jump to navigation

Uniformly continuous function on a bounded set March 3, 2011

Posted by Phi. Isett in Calculus.
Tags:
add a comment

Here’s a problem which is a little odd and kind of interesting; I’ll write it down before I forget about it.

Every function f : (a,b) \to {\mathbb R} which is uniformly continuous on a bounded interval is bounded.  You can prove this by bounding f(x) – f(y) by breaking the total change into a bunch of small changes (using uniform continuity) just as in one common proof of the Fundamental Theorem of Calculus (this technique also gets used in the proof of Sard’s theorem, Harnack’s inequality, and some other things).

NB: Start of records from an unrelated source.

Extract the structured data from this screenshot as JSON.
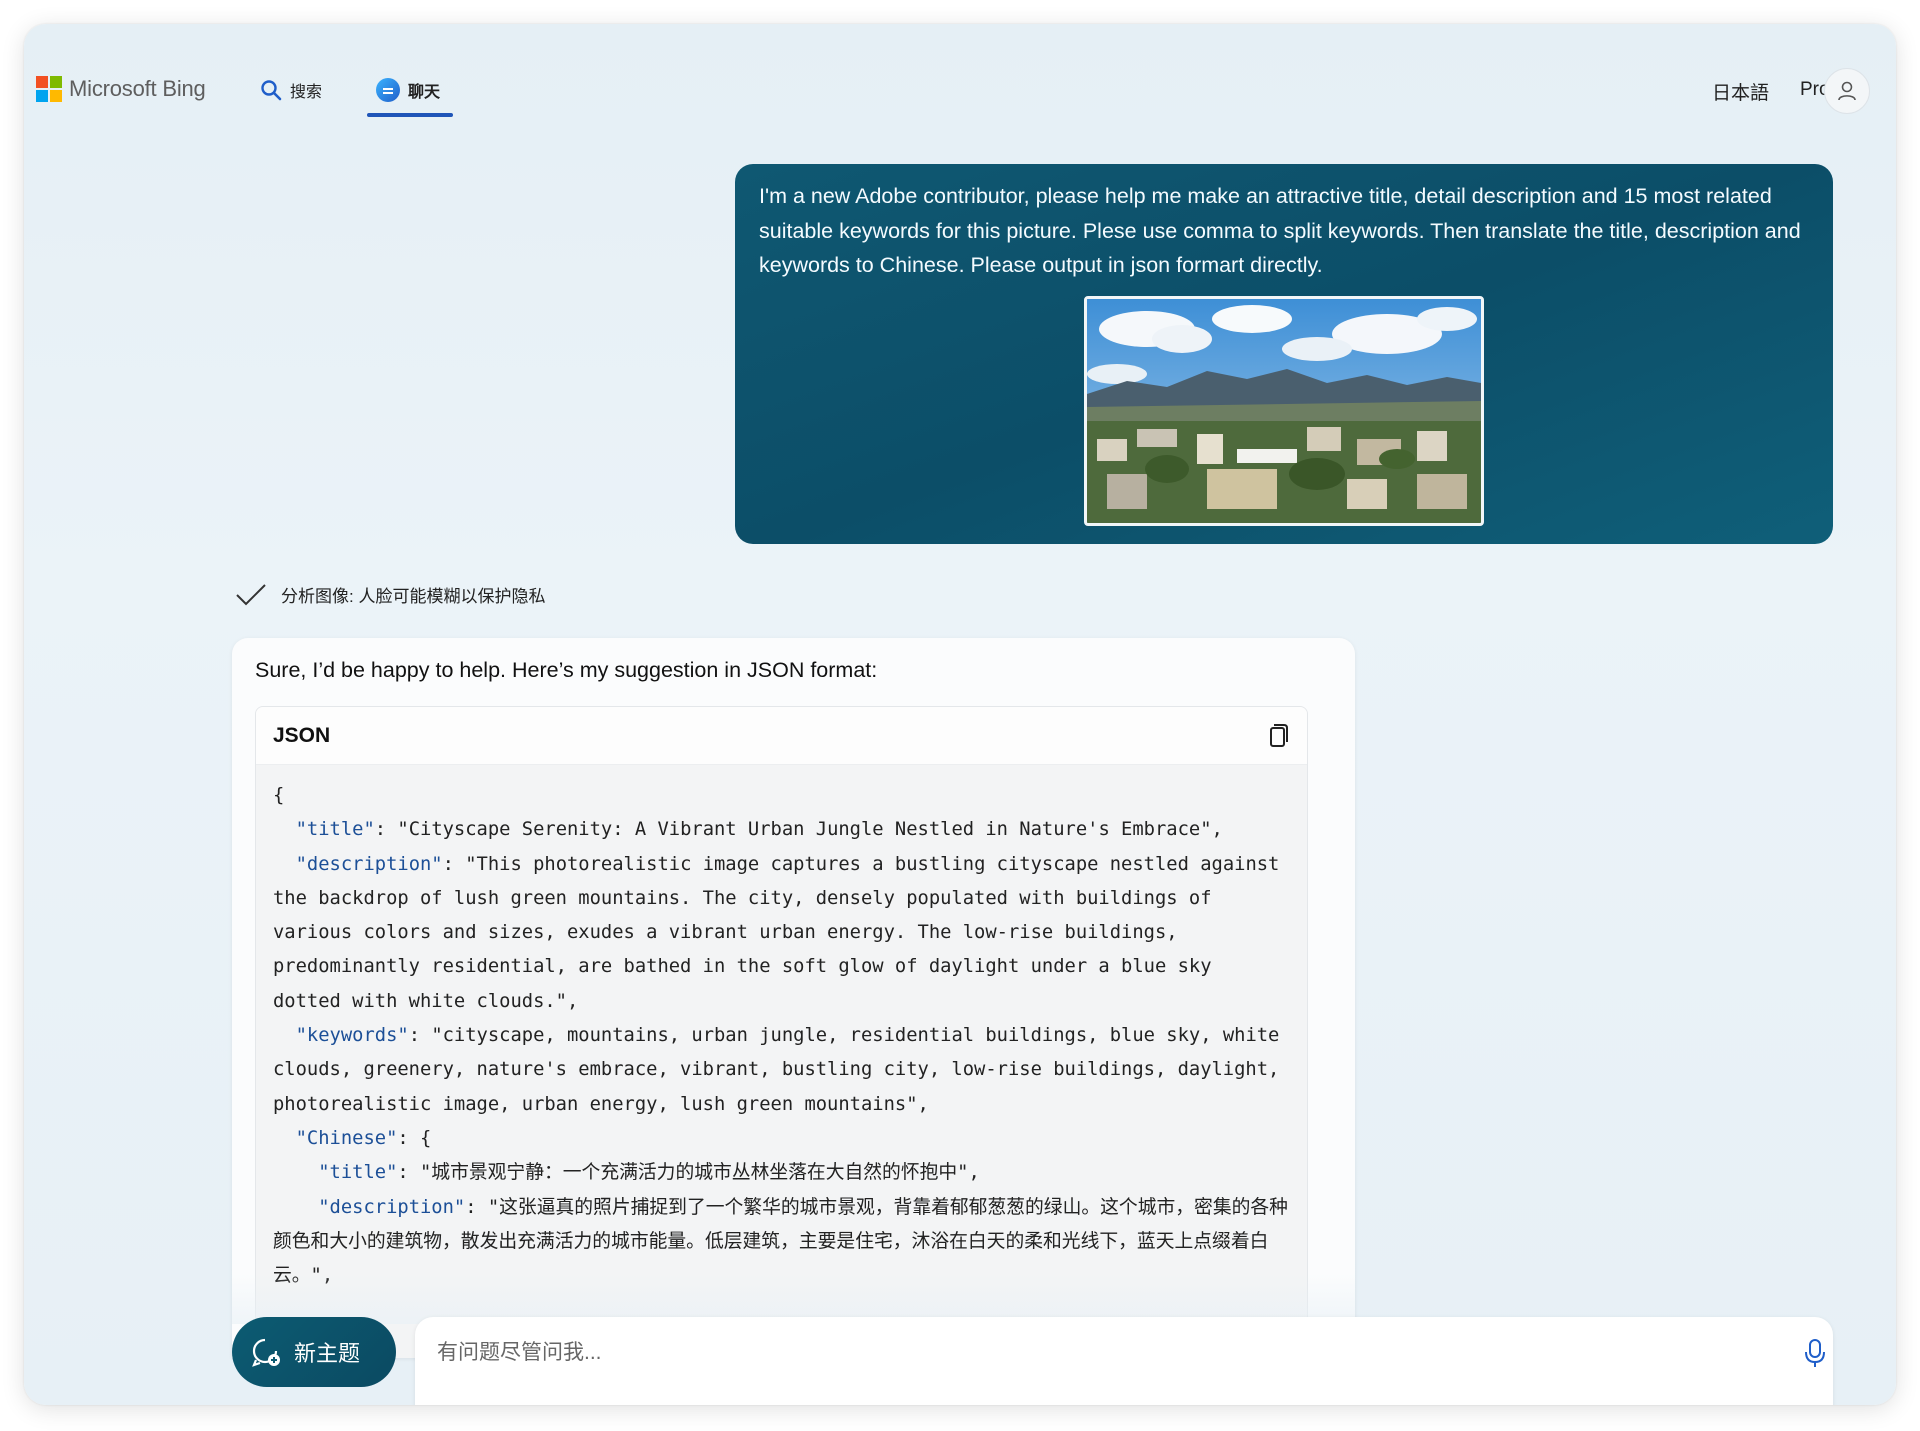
{
  "header": {
    "brand": "Microsoft Bing",
    "tabs": [
      {
        "label": "搜索",
        "icon": "search-icon"
      },
      {
        "label": "聊天",
        "icon": "chat-icon",
        "active": true
      }
    ],
    "language": "日本語",
    "pro": "Pro"
  },
  "user_message": {
    "text": "I'm a new Adobe contributor, please help me make an attractive title, detail description and 15 most related suitable keywords for this picture. Plese use comma to split keywords. Then translate the title, description and keywords to Chinese. Please output in json formart directly."
  },
  "analysis": {
    "text": "分析图像: 人脸可能模糊以保护隐私"
  },
  "bot_message": {
    "intro": "Sure, I’d be happy to help. Here’s my suggestion in JSON format:",
    "code_language": "JSON",
    "code": {
      "open": "{",
      "title_key": "\"title\"",
      "title_value": ": \"Cityscape Serenity: A Vibrant Urban Jungle Nestled in Nature's Embrace\",",
      "description_key": "\"description\"",
      "description_value": ": \"This photorealistic image captures a bustling cityscape nestled against the backdrop of lush green mountains. The city, densely populated with buildings of various colors and sizes, exudes a vibrant urban energy. The low-rise buildings, predominantly residential, are bathed in the soft glow of daylight under a blue sky dotted with white clouds.\",",
      "keywords_key": "\"keywords\"",
      "keywords_value": ": \"cityscape, mountains, urban jungle, residential buildings, blue sky, white clouds, greenery, nature's embrace, vibrant, bustling city, low-rise buildings, daylight, photorealistic image, urban energy, lush green mountains\",",
      "chinese_key": "\"Chinese\"",
      "chinese_open": ": {",
      "cn_title_key": "\"title\"",
      "cn_title_value": ": \"城市景观宁静：一个充满活力的城市丛林坐落在大自然的怀抱中\",",
      "cn_description_key": "\"description\"",
      "cn_description_value": ": \"这张逼真的照片捕捉到了一个繁华的城市景观，背靠着郁郁葱葱的绿山。这个城市，密集的各种颜色和大小的建筑物，散发出充满活力的城市能量。低层建筑，主要是住宅，沐浴在白天的柔和光线下，蓝天上点缀着白云。\","
    }
  },
  "bottom": {
    "new_topic": "新主题",
    "input_placeholder": "有问题尽管问我..."
  },
  "colors": {
    "user_bubble": "#0d5670",
    "json_key": "#1c4f97",
    "nav_underline": "#1f55b8"
  }
}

Now replace the bounded interval (a,b) by a bounded subset S \subseteq {\mathbb R}.  Exercise: are uniformly continuous functions still bounded?